It Only Costs $500 to Ride a Manatee in Florida

A woman in St. Petersburg, Florida was arrested yesterday after the local sheriff's department published photos of her riding a manatee in nearby Tampa Bay. The woman, identified as Ana Gloria Garcia Gutierrez, has been charged with violating the Florida Marine Sanctuary Act, which seeks to "protect and preserve living and other resources of the Florida Keys marine environment."

Deputies said that Ana admitted to "touching and riding a manatee at Fort Desoto Park" back in September, but "did not realize" it was against the law to do so at the time, having recently moved to the area. Earlier in October, the sheriff's department declined to arrest Ana after she submitted to questioning since she had not committed a crime in the presence of any deputies. Instead they forwarded her case along to the State Attorney's Office, which issued a warrant and arrested her yesterday.

The charge carries with it either a fine up to $500 or a maximum of 60 days in jail, which seems a small price to pay for a once-in-a-lifetime experience like riding a manatee. Anyone with a halfway decent breaststroke can swim with dolphins; dolphins have no discernible taste in swimming partners and will just as happily bound alongside a person as they will a dead jellyfish or photo-degraded plastic debris field.

A manatee, however - these gentle giants that can live to be 60 years old and drift sagely from drowned forest to swamp to open sea - that's something worth swimming with. If you can do one better and coax one of them into letting you ride on its back like Amphitrite herself, then that's worth whatever cost those land-dwelling lawmen try to exact from you.

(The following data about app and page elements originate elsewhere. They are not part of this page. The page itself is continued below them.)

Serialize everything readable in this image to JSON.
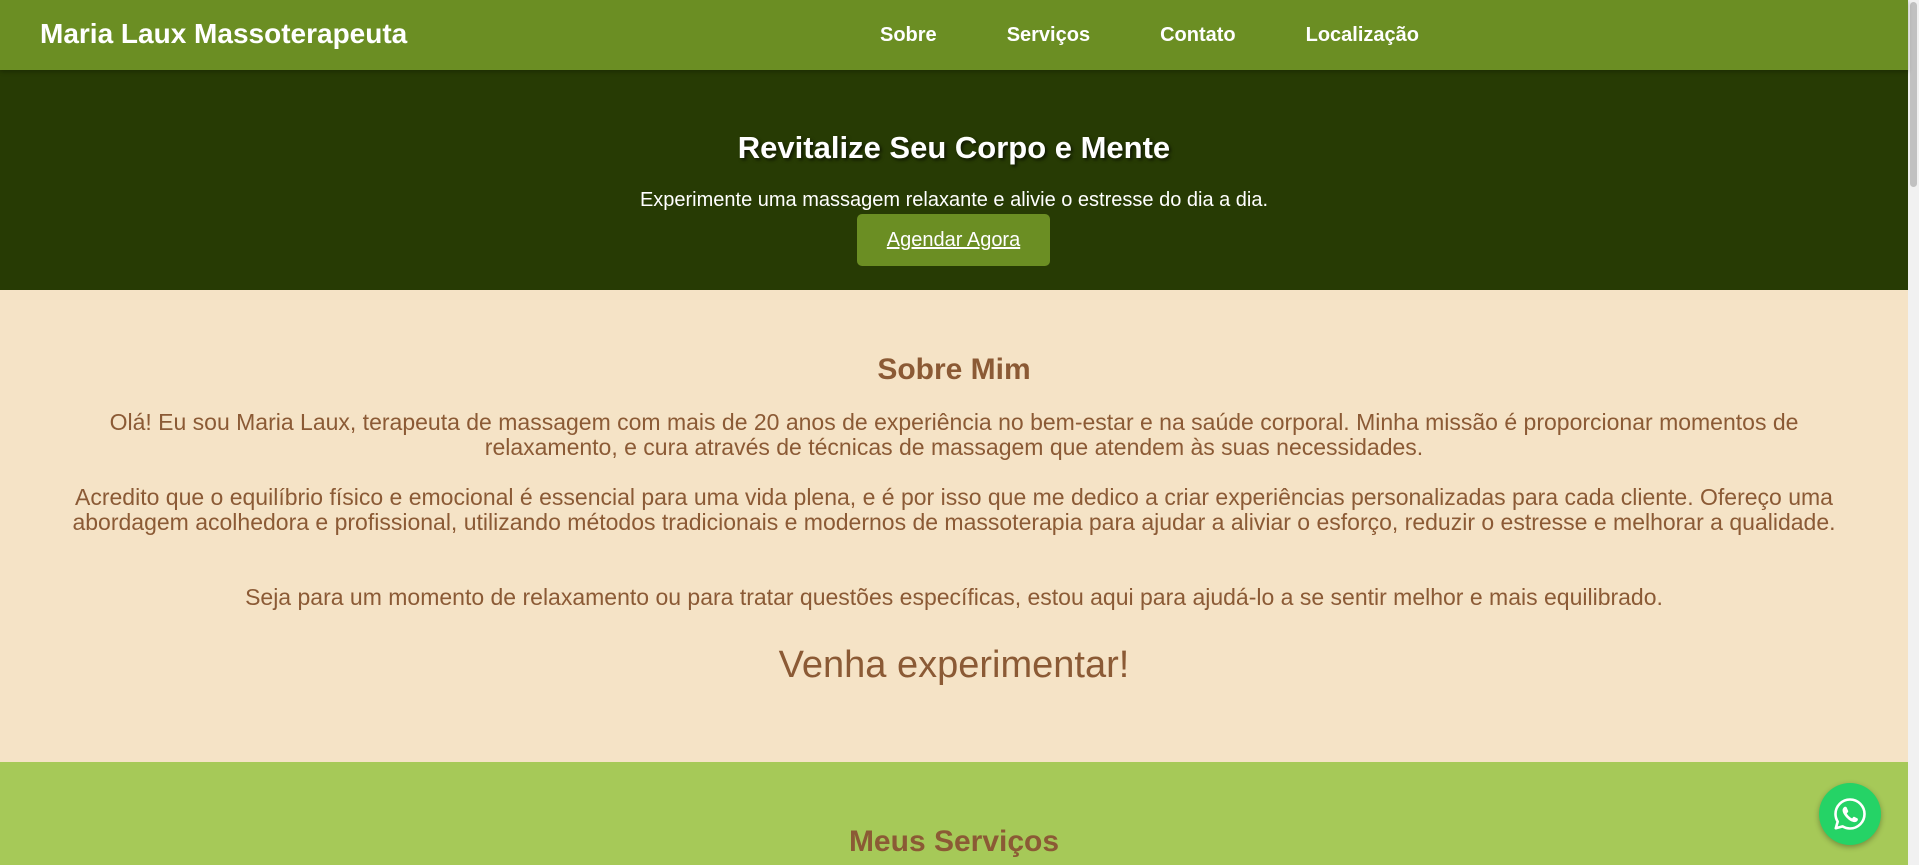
{
  "header": {
    "brand": "Maria Laux Massoterapeuta",
    "nav": [
      "Sobre",
      "Serviços",
      "Contato",
      "Localização"
    ]
  },
  "hero": {
    "title": "Revitalize Seu Corpo e Mente",
    "subtitle": "Experimente uma massagem relaxante e alivie o estresse do dia a dia.",
    "button_label": "Agendar Agora"
  },
  "about": {
    "title": "Sobre Mim",
    "p1": "Olá! Eu sou Maria Laux, terapeuta de massagem com mais de 20 anos de experiência no bem-estar e na saúde corporal. Minha missão é proporcionar momentos de relaxamento, e cura através de técnicas de massagem que atendem às suas necessidades.",
    "p2": "Acredito que o equilíbrio físico e emocional é essencial para uma vida plena, e é por isso que me dedico a criar experiências personalizadas para cada cliente. Ofereço uma abordagem acolhedora e profissional, utilizando métodos tradicionais e modernos de massoterapia para ajudar a aliviar o esforço, reduzir o estresse e melhorar a qualidade.",
    "p3": "Seja para um momento de relaxamento ou para tratar questões específicas, estou aqui para ajudá-lo a se sentir melhor e mais equilibrado.",
    "cta": "Venha experimentar!"
  },
  "services": {
    "title": "Meus Serviços"
  },
  "floating": {
    "icon": "whatsapp-icon"
  },
  "colors": {
    "header_bg": "#6b8e23",
    "hero_bg": "#273b04",
    "about_bg": "#f5e3c6",
    "services_bg": "#a6c958",
    "text_brown": "#8b5a35",
    "whatsapp_green": "#25d366"
  }
}
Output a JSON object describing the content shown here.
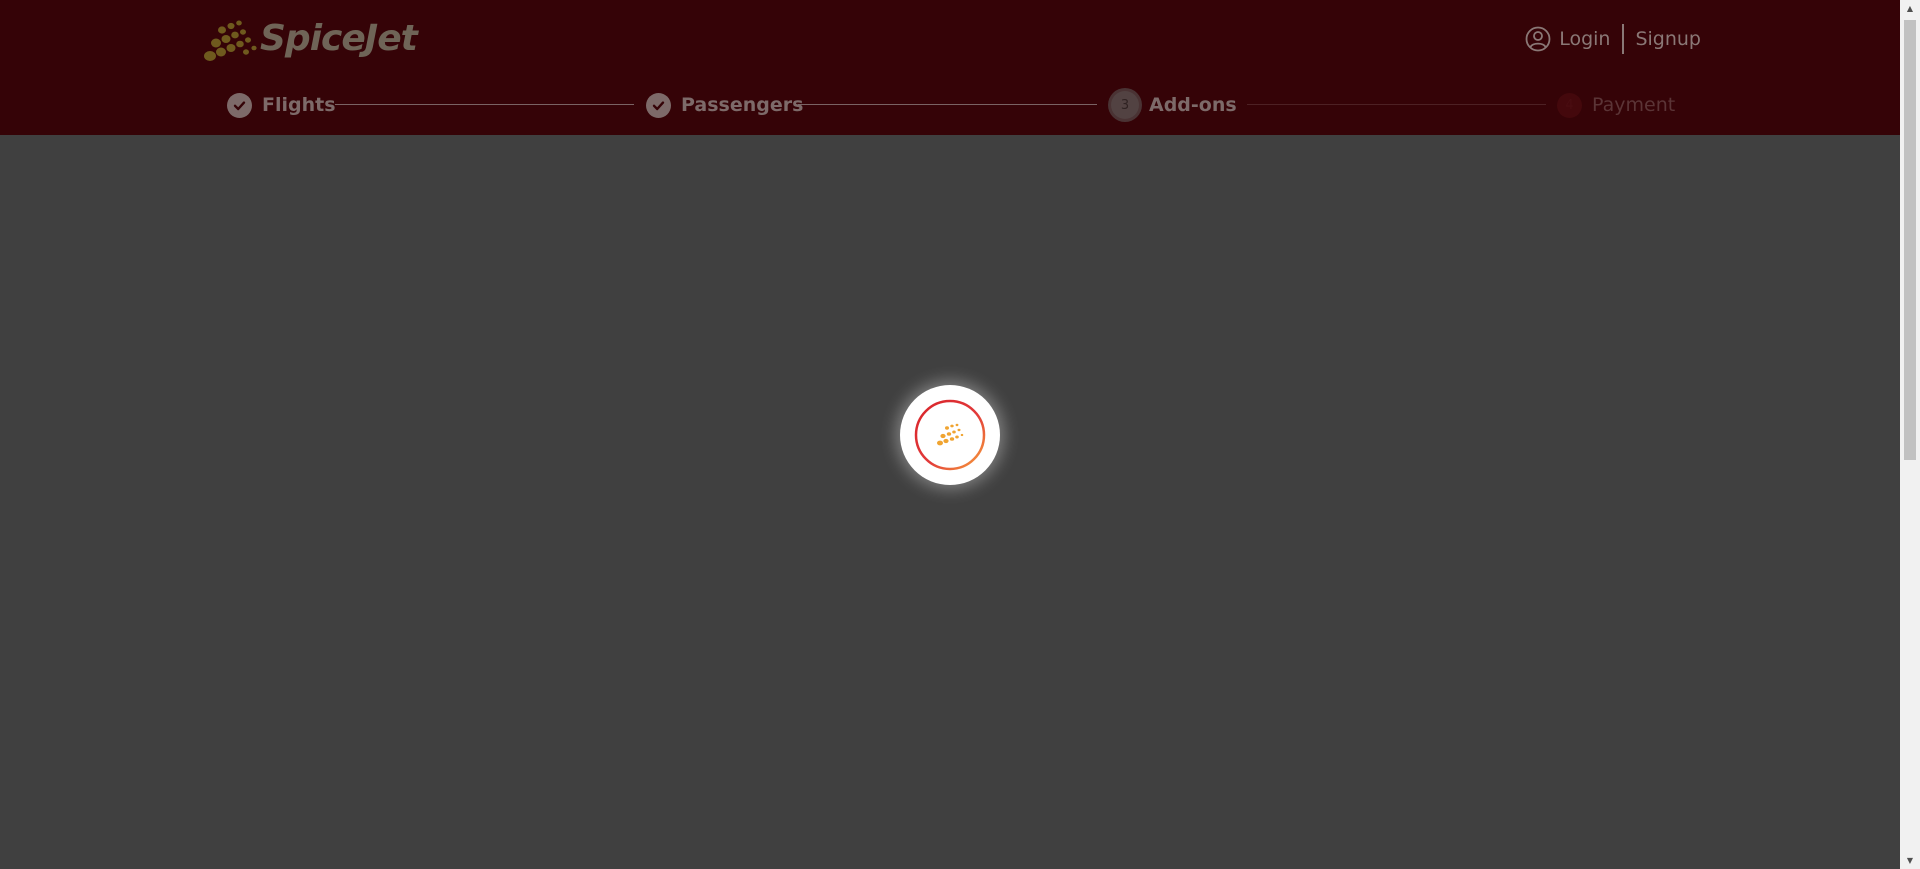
{
  "brand": {
    "name": "SpiceJet",
    "color": "#350307"
  },
  "auth": {
    "login_label": "Login",
    "signup_label": "Signup"
  },
  "stepper": {
    "steps": [
      {
        "label": "Flights",
        "state": "done",
        "icon": "check-icon"
      },
      {
        "label": "Passengers",
        "state": "done",
        "icon": "check-icon"
      },
      {
        "label": "Add-ons",
        "state": "current",
        "number": "3"
      },
      {
        "label": "Payment",
        "state": "pending",
        "number": "4"
      }
    ]
  },
  "loader": {
    "icon": "spicejet-spinner-icon",
    "ring_colors": [
      "#d8232a",
      "#f7a23b"
    ]
  },
  "overlay_color": "#404040"
}
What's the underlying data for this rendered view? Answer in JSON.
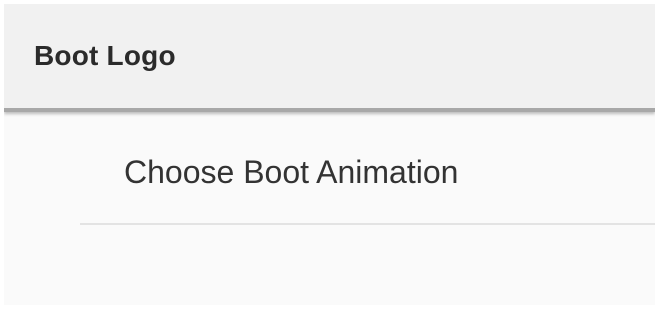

Officials believe that the manatee has survived its encounter with Ana with all its facilities and faculties intact.

[Image via Pinellas County Sheriff Department]